19 Jan 2012

Just days after the controversial Stop Online Piracy Act (SOPA) was shelved in the US Congress, an equally controversial piece of legislation, Protect IP Act (PIPA), that also contained draconian measures that would foul up the internet has been opposed by 13 senators in the US Senate.

In a day that saw prominent websites like Wikipedia, WordPress, Craigslist and Reddit black out to protest SOPA and PIPA and major social media-based protests by ordinary web users, 13 members of the Senate’s upper chamber announced their opposition.

Both SOPA and PIPA – legislation tabled with the backing of Hollywood and the music industry with a view to gaining control of the internet in the war against piracy – contained legislation that would have seen ordinary websites shut down without due process on a mere allegation that content breached copyright rules.

This and other measures were seen by the internet industry as vitally dangerous to the web and its underlying architecture, not to mention the stifling effect they would have on innovation and entrepreneurship.
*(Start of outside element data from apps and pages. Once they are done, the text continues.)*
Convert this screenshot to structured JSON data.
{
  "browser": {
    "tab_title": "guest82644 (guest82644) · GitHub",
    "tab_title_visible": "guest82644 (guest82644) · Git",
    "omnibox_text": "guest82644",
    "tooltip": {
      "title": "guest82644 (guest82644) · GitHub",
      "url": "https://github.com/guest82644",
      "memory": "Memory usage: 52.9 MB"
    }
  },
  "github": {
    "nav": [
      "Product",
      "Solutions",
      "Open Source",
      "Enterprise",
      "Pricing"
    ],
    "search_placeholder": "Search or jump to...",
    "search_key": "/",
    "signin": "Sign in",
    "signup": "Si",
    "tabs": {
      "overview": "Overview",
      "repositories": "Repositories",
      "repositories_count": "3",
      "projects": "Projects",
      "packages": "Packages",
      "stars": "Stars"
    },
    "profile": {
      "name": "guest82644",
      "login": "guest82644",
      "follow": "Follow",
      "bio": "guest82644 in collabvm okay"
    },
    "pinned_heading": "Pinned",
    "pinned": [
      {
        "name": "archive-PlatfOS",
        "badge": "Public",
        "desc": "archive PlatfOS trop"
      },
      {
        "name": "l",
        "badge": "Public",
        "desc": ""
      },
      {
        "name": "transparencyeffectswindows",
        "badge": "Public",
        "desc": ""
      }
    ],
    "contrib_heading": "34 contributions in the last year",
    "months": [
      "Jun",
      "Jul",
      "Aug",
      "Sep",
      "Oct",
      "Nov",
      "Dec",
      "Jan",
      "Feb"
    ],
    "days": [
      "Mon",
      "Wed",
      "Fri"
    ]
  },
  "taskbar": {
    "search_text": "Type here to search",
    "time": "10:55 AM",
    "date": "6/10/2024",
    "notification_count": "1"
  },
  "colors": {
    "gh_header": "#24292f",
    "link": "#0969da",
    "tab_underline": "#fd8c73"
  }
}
The Bills, ostensibly aimed at protecting jobs and the US economy, potentially could have had the opposite effect and would have killed one of the few engines for growth that remain.

The 13 senators who announced their opposition to the PIPA legislation include two Democrats and 13 Republicans.

PIPA was described by republican Senator Orrin Hatch as “simply not ready for prime time.”

Whether yesterday’s mass protest on the web, on the blogosphere and via social media had anything to do with it or not, it is frightening to think how legislation so poorly thought out and yet so potentially damaging could have gotten as far as it had. I guess that’s what lobbyists are for.

The question now is will PIPA and SOPA reappear in another form or will Hollywood and the record labels finally sit down with the tech companies and find a way forward that everyone can agree on.

Ultimately, this is a battle between new media and old media. The latter pining for the good old days when it controlled everything and horrified at the speed of change. The failure is ultimately about refusal to adapt, whereas Silicon Valley and new media companies have change encoded in their DNA.

Yesterday, the internet rose up – not all of it, some of it – but support for PIPA dropped by a quarter among US Republican senators in one day.

It is 13 years since Napster disrupted the music industry, and that industry has failed to change or innovate, instead calling in the lawyers at every slight.

It is 2012, things have changed, they’ve changed a lot. The negotiating table beckons. Most likely it won’t be used and lawyers and lobbyists will return with SOPA and PIPA’s terrible siblings.

John Kennedy is a journalist who served as editor of Silicon Republic for 17 years